▶ [What to work on]: Filter the lines below, copying only those with the string "title".

▶ [Records supplied]:
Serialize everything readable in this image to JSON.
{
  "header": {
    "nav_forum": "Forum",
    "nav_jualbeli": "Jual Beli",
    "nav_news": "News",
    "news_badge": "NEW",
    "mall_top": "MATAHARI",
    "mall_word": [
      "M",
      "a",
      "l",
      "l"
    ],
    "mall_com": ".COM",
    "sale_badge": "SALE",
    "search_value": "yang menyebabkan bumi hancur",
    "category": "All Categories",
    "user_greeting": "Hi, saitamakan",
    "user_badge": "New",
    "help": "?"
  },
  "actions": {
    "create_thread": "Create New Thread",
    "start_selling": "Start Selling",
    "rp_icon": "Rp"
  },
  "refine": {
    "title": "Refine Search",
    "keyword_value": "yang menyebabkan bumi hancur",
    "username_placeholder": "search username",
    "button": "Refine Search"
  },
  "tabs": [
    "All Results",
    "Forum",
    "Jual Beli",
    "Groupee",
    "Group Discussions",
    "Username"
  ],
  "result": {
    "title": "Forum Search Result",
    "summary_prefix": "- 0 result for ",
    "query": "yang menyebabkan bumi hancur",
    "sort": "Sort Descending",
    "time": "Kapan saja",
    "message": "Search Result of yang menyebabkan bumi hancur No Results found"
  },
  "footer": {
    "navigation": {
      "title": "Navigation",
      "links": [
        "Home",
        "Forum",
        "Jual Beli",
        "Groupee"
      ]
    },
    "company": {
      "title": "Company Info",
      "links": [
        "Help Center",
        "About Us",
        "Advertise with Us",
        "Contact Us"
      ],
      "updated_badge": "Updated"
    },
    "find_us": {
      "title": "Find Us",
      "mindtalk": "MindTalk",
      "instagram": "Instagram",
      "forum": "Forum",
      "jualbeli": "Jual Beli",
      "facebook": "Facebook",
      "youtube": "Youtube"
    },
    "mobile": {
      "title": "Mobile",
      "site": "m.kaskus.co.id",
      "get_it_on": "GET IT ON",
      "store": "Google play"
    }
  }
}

▶ [Exercise answer]:
    "title": "Refine Search",
    "title": "Forum Search Result",
      "title": "Navigation",
      "title": "Company Info",
      "title": "Find Us",
      "title": "Mobile",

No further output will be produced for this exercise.